Tanya Agathocleous directs the conclusion of her review of Forms of Empire to Hensley’s reading of the “Realism Wars” between Andrew Lang and H. Rider Haggard on the one side and Henry James on the other. This remarkable chapter resists a more traditional framing of Victorian literary forms that “encrypt unbeknownst to themselves a given culture’s subconscious desires or anxieties” (210). Instead, Hensley suggests that texts like King Solomon’s Mines are not only “instances of unwitting magical thinking” but also “political conceptuality: not passive ideology but enacted thought” (210). Agathocleous aptly notes that this chapter “dissolves distinctions” between reparative and paranoid reading. It was a bit of a shock to think about the active political and aesthetic aims of a work like King Solomon’s Mines, which seems to perfectly encapsulate the sort of blatantly unthinking ideological work of Imperial fantasy.
As Agathocleous writes, this sort of reading is a “persistent blindspot”–and one that is not unrelated to the liberal triumphalism inherited from Victorians. I think, perhaps, “postcritical” debates about “reparative,” “paranoid,” “surface,” and “depth” too often hinge on the gendered binary of feminine care and masculine mastery. Agathocleous compels me to consider not only other binaries of mastery and care that are active within Imperial contexts, but also the way that Violence and Liberalism can map, roughly, onto this divide. What does it mean if these distinct modes of critique are entangled within the same paradox?
Hensley concludes his final chapter with a reading of Stevenson’s Jekyll and Hyde.
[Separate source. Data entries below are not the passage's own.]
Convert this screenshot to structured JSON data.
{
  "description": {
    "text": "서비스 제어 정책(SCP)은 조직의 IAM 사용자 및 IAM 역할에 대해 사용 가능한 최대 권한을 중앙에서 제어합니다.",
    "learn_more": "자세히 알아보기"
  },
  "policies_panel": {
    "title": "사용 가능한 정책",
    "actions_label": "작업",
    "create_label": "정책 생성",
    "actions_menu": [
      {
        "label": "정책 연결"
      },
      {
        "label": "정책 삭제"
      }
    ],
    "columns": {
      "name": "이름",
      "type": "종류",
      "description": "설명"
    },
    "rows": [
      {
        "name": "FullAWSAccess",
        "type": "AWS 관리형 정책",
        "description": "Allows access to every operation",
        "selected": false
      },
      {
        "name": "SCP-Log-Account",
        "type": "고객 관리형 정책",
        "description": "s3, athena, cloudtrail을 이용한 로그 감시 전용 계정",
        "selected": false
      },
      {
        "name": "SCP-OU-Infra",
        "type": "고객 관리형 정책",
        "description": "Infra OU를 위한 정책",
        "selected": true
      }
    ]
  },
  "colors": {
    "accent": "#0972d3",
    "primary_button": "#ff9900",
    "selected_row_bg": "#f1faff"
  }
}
While Haggard and James happily inhabited the divide between sensational childishness and critical adulthood, “Stevenson refuses to choose, and shows instead how these interlocked sets of binary terms–romance and realism, brute force and modern civility, ‘nonage’ and adulthood–are but liberal idealism’s own inadequate vocabulary for understanding the seeming paradoxes by which incredible violence might not stand against but secretly structure political modernity in its most peaceful or even philanthropic dispensations” (241). Does the perceived binary between “feminine care and masculine mastery” secretly structure the “fraught histories and persistent blindspots of our methodologies” and the liberal triumphalism that these blindspots afford?